However, director at Threave Rural, Allan Paterson, explained that, yes, off market sales were happening, but that that side of the market had slowed for his business. "We have 16 farms coming up for sale and I think three of those will go privately, but the rest will go to the open market," he told The SF.

"I would say that these are probably more commercial farming units than hill units, and we do expect to see interest from investors, but not as much as we would have seen, say last year."

He added: "Standard buyers are starting to get more of a look in and sellers want to maximise their return, but they also want to sell and see their property continue to be farmed.

"Buying for forestry is going on, but to a lesser extent for us. Certainly, planting permission is taking longer to get and these buyers don't want to deal with units with houses or buildings on them if they can avoid it. We've definitely seen a slight change in the market."

Mr Thin continued: “The report indicated that the land purchases in 2022 were potentially reinforcing the pattern of concentrated land ownership in Scotland. A smaller pool of well-resourced purchasers were the most active in the market, whether these be large-scale forestry interests, expansionist agricultural businesses, institutional or corporate investors, or wealthy individuals.

“The prices achieved and speed of many transactions, meant participation in the market had been curtailed, with particularly few opportunities for communities, new entrants and young farmers to acquire land, and help diversify the pattern of land ownership in Scotland."

Chief executive of Scottish Land and Estates, Sarah-Jane Laing, reacted with: “We fundamentally disagree with the assertion by the SLC that land is only available to a ‘limited few’. This is not borne out in the report, nor is the interpretation that there is an increasing concentration of landownership in Scotland.

“There is a changing pattern of landownership in Scotland, a market which in which government, individuals, communities, charities and businesses all participate.

“One striking feature of the report is the desire of different parties to operate at scale in order to deliver for people, jobs and nature. There is an irony in that one of the biggest recent off-market deals was the purchase of Glenprosen Estate for £17.6m by the Scottish Government, which is already the largest landowner in Scotland and yet is bringing forward land reform legislation that will inhibit large-scale land transactions.

"The fact is that the acquisition and operation of larger scale landholdings creates opportunities for other businesses, enterprises and communities to benefit.

“Forestry clearly remains a main driver of land purchases. The sector is hugely important to Scotland, employing more than 25,000 people and generating around £1bn per year GVA through forestry and timber processing, as well as forest recreation and tourism.

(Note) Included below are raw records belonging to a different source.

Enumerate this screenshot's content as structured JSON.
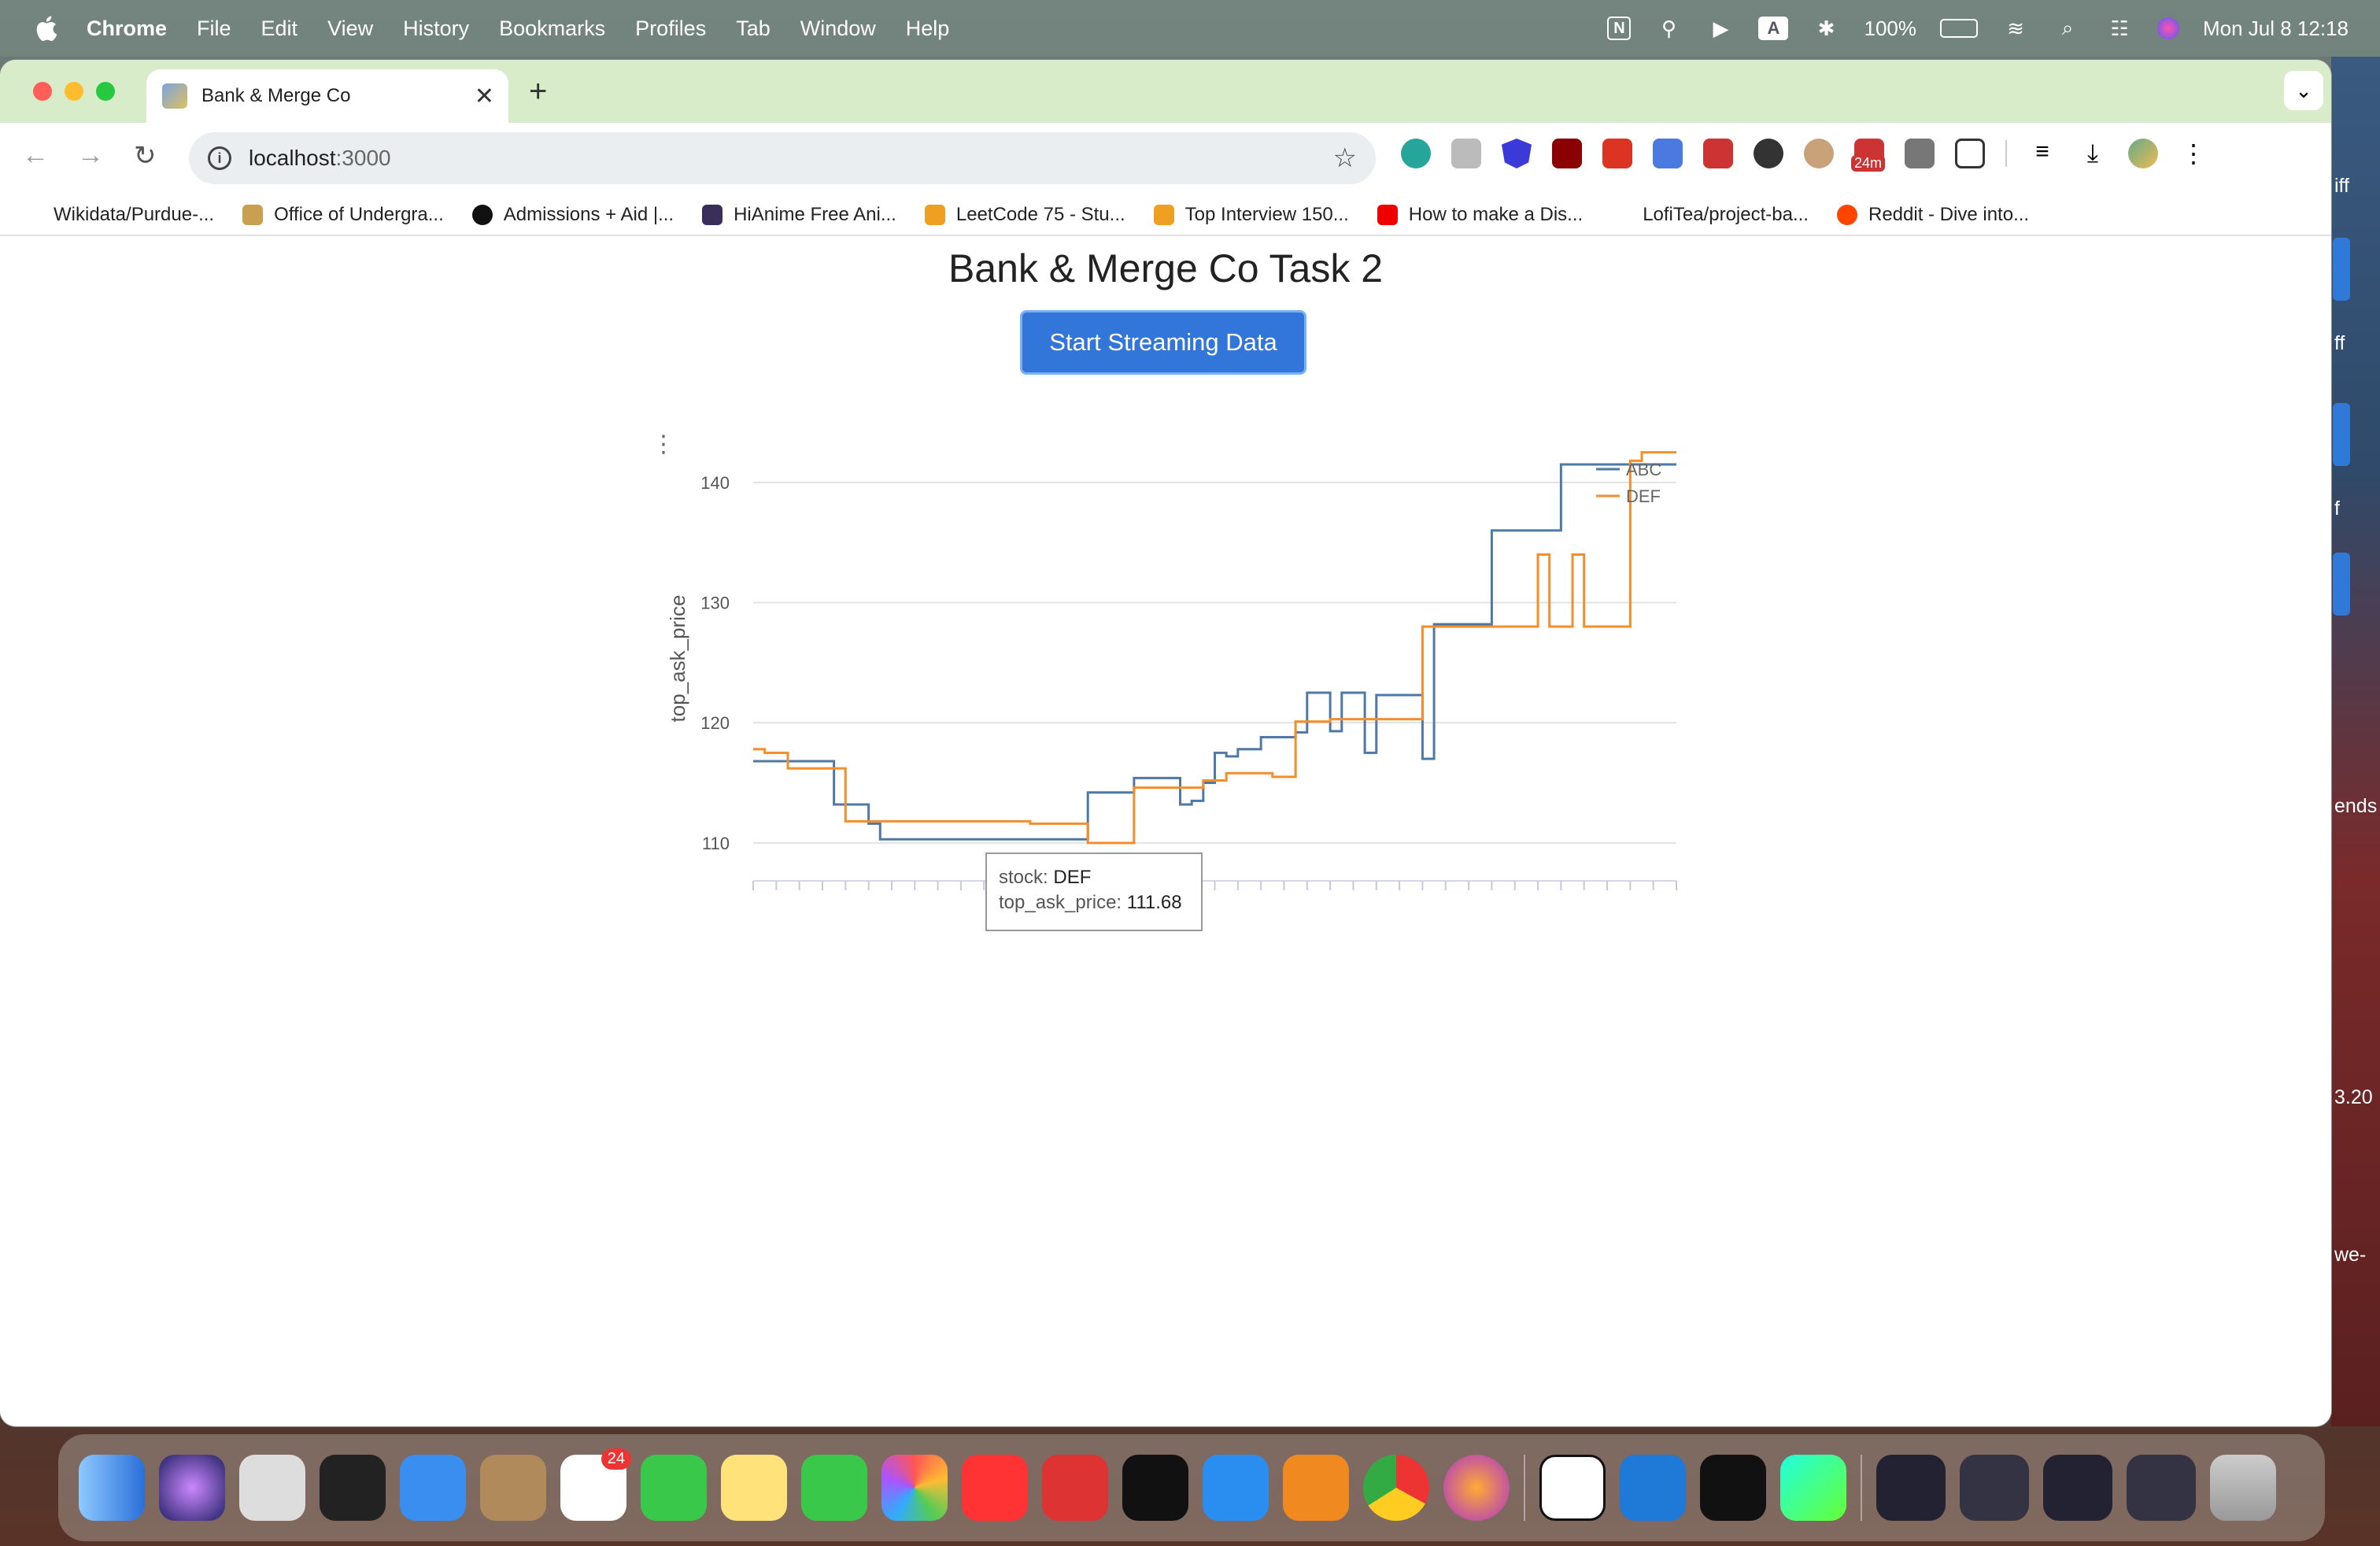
{
  "menubar": {
    "app": "Chrome",
    "items": [
      "File",
      "Edit",
      "View",
      "History",
      "Bookmarks",
      "Profiles",
      "Tab",
      "Window",
      "Help"
    ],
    "battery": "100%",
    "datetime": "Mon Jul 8  12:18"
  },
  "browser": {
    "tab_title": "Bank & Merge Co",
    "url_host": "localhost",
    "url_port": ":3000",
    "extension_timer_badge": "24m",
    "bookmarks": [
      "Wikidata/Purdue-...",
      "Office of Undergra...",
      "Admissions + Aid |...",
      "HiAnime Free Ani...",
      "LeetCode 75 - Stu...",
      "Top Interview 150...",
      "How to make a Dis...",
      "LofiTea/project-ba...",
      "Reddit - Dive into..."
    ]
  },
  "page": {
    "title": "Bank & Merge Co Task 2",
    "button_label": "Start Streaming Data"
  },
  "tooltip": {
    "stock_label": "stock:",
    "stock_value": "DEF",
    "price_label": "top_ask_price:",
    "price_value": "111.68"
  },
  "right_edge_text": [
    "iff",
    "ff",
    "f",
    "ends",
    "3.20",
    "we-"
  ],
  "dock": {
    "reminders_badge": "24"
  },
  "chart_data": {
    "type": "line",
    "ylabel": "top_ask_price",
    "ylim": [
      107.5,
      143.2
    ],
    "yticks": [
      110,
      120,
      130,
      140
    ],
    "legend_placement": "top-right",
    "grid": true,
    "x": [
      0,
      1,
      2,
      3,
      4,
      5,
      6,
      7,
      8,
      9,
      10,
      11,
      12,
      13,
      14,
      15,
      16,
      17,
      18,
      19,
      20,
      21,
      22,
      23,
      24,
      25,
      26,
      27,
      28,
      29,
      30,
      31,
      32,
      33,
      34,
      35,
      36,
      37,
      38,
      39,
      40,
      41,
      42,
      43,
      44,
      45,
      46,
      47,
      48,
      49,
      50,
      51,
      52,
      53,
      54,
      55,
      56,
      57,
      58,
      59,
      60,
      61,
      62,
      63,
      64,
      65,
      66,
      67,
      68,
      69,
      70,
      71,
      72,
      73,
      74,
      75,
      76,
      77,
      78,
      79,
      80
    ],
    "series": [
      {
        "name": "ABC",
        "color": "#4e79a7",
        "values": [
          116.8,
          116.8,
          116.8,
          116.8,
          116.8,
          116.8,
          116.8,
          113.2,
          113.2,
          113.2,
          111.6,
          110.3,
          110.3,
          110.3,
          110.3,
          110.3,
          110.3,
          110.3,
          110.3,
          110.3,
          110.3,
          110.3,
          110.3,
          110.3,
          110.3,
          110.3,
          110.3,
          110.3,
          110.3,
          114.2,
          114.2,
          114.2,
          114.2,
          115.4,
          115.4,
          115.4,
          115.4,
          113.2,
          113.5,
          115.0,
          117.5,
          117.2,
          117.8,
          117.8,
          118.8,
          118.8,
          118.8,
          119.2,
          122.5,
          122.5,
          119.3,
          122.5,
          122.5,
          117.5,
          122.3,
          122.3,
          122.3,
          122.3,
          117.0,
          128.2,
          128.2,
          128.2,
          128.2,
          128.2,
          136.0,
          136.0,
          136.0,
          136.0,
          136.0,
          136.0,
          141.5,
          141.5,
          141.5,
          141.5,
          141.5,
          141.5,
          141.5,
          141.5,
          141.5,
          141.5,
          141.5
        ]
      },
      {
        "name": "DEF",
        "color": "#f28e2b",
        "values": [
          117.8,
          117.5,
          117.5,
          116.2,
          116.2,
          116.2,
          116.2,
          116.2,
          111.8,
          111.8,
          111.8,
          111.8,
          111.8,
          111.8,
          111.8,
          111.8,
          111.8,
          111.8,
          111.8,
          111.8,
          111.8,
          111.8,
          111.8,
          111.8,
          111.6,
          111.6,
          111.6,
          111.6,
          111.6,
          110.0,
          110.0,
          110.0,
          110.0,
          114.6,
          114.6,
          114.6,
          114.6,
          114.6,
          114.6,
          115.2,
          115.2,
          115.8,
          115.8,
          115.8,
          115.8,
          115.5,
          115.5,
          120.1,
          120.1,
          120.1,
          120.3,
          120.3,
          120.3,
          120.3,
          120.3,
          120.3,
          120.3,
          120.3,
          128.0,
          128.0,
          128.0,
          128.0,
          128.0,
          128.0,
          128.0,
          128.0,
          128.0,
          128.0,
          134.0,
          128.0,
          128.0,
          134.0,
          128.0,
          128.0,
          128.0,
          128.0,
          141.8,
          142.5,
          142.5,
          142.5,
          142.5
        ]
      }
    ]
  }
}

"The Scottish Government has set a target of 18,000 ha of new woodland each year by 2024/2025 and it will lead to a change in land use at a time when future support for agriculture, post-CAP, remains up in the air,” she added.